"And did you ever read 'A Child's Garden of Verses?'" the docent asked, pausing before another case. She didn't have to say much else. There in brave, garish paint, many gnarled by time and most in two ill-featured dimensions, marched and galloped the leaden legions of the Land of Counterpane.
Here was Louis' desk, the one he used at Vailima (the eyes now began to feel as though they had quite surpassed the Round Tower); there was his flageolet, rather like a recorder. . .this was his own collection of books. . .
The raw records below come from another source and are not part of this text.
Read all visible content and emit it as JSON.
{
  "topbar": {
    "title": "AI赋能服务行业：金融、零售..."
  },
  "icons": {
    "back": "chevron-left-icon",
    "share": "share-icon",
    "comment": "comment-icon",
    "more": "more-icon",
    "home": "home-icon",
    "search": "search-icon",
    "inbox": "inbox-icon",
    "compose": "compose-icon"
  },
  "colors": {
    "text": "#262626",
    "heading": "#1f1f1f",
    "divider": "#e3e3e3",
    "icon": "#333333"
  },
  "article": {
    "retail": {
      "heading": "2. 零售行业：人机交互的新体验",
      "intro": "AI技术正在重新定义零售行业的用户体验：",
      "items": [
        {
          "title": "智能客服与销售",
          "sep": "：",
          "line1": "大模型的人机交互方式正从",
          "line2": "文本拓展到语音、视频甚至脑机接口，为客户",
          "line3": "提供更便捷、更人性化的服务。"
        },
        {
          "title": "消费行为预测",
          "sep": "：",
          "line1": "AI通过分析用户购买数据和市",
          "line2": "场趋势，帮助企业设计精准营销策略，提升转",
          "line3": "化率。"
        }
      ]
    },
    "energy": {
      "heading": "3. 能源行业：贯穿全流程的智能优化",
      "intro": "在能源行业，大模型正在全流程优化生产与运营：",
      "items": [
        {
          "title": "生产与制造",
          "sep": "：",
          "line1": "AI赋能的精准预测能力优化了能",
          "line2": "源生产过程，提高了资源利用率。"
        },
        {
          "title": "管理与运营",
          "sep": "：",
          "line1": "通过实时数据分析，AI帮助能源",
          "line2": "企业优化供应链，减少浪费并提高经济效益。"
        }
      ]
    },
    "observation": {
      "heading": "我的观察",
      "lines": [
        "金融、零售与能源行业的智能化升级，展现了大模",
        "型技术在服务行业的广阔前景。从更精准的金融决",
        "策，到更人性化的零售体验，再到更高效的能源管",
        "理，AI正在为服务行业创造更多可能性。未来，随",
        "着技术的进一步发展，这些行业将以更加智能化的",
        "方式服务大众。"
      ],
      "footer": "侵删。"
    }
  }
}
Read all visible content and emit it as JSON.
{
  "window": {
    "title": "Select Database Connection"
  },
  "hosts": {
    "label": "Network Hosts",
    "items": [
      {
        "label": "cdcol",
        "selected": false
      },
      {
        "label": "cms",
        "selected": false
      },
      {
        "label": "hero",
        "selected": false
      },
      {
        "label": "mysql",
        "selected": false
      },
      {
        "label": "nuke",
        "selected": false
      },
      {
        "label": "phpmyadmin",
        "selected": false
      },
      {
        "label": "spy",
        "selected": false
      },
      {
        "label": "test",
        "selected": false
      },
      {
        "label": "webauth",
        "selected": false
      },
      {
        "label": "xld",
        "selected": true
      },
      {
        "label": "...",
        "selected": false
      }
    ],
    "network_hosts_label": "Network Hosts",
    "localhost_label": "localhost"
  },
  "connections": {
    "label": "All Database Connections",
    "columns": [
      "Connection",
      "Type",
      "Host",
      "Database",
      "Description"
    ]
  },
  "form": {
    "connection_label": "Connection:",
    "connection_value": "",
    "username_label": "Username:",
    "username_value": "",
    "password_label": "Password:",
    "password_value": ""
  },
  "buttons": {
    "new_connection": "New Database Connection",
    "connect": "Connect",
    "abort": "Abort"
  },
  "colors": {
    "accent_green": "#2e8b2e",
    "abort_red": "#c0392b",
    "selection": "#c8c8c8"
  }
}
Any one of these items would have astounded in itself, but I was particularly enthralled by the bookshelf. After my guide had completed the tour, I returned to savour the fading gold titles on the back of the bindings: some were worn away beyond reading, but I could still marvel at an age that published a life of Sir Walter Scott in. . .was it five volumes? (though the similar length of a nearby work on the Crimean War seemed a bit more readily believable). Popular Tales of the West Highlands had the distinction of having been quoted in a footnote of David Balfour, according to which it contains the uncanny air that Alan taught David to whistle toward the end of Kidnapped. Lower was a graceful two-volume set by another Stevenson--I believe it was Louis' father Thomas--on some fine point of lighthouse construction. The spines of several Dickens books were still legible: Bleak House, A Tale of Two Cities, and Martin Chuzzlewit. The shelves also contained several volumes of poetry, most of it fairly contemporaenous with its late owner, but also containing the inviting Poets and Poetry of Scotland, with Thomas the Rhymer and Richard Gall's names, in a gossamer of gold letters bookending the epoch the collection spanned. It was a rather delightful thought to picture a man who could work such magic with English as Stevenson, taking his own quiet enjoyment from words which had preceded him--even if, by an evil chance, he missed the added benefits of rich, red carpet in his own time.